[Component data from apps and pages]:
================
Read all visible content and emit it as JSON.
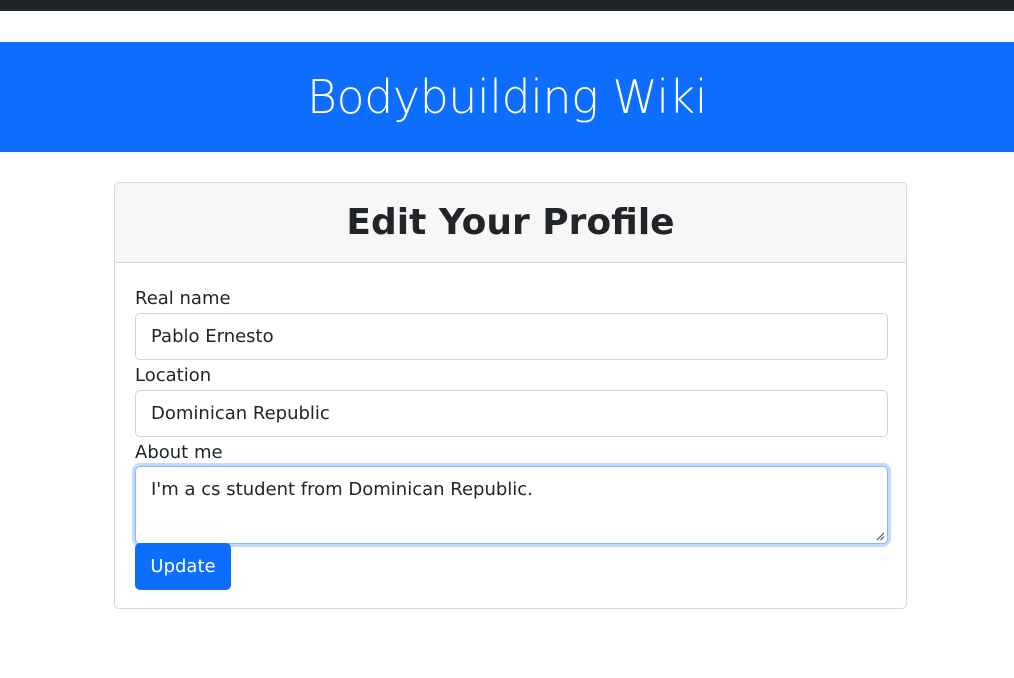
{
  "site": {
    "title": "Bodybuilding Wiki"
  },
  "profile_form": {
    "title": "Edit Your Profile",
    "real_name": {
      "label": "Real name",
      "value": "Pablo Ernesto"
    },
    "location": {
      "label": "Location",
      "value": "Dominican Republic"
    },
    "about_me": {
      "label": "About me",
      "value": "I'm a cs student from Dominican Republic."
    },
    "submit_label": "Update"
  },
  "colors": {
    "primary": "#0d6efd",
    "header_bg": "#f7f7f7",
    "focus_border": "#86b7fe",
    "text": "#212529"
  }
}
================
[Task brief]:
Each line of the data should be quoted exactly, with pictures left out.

[Exercise solution]:
Read all visible content and emit it as JSON.
{
  "site": {
    "title": "Bodybuilding Wiki"
  },
  "profile_form": {
    "title": "Edit Your Profile",
    "real_name": {
      "label": "Real name",
      "value": "Pablo Ernesto"
    },
    "location": {
      "label": "Location",
      "value": "Dominican Republic"
    },
    "about_me": {
      "label": "About me",
      "value": "I'm a cs student from Dominican Republic."
    },
    "submit_label": "Update"
  },
  "colors": {
    "primary": "#0d6efd",
    "header_bg": "#f7f7f7",
    "focus_border": "#86b7fe",
    "text": "#212529"
  }
}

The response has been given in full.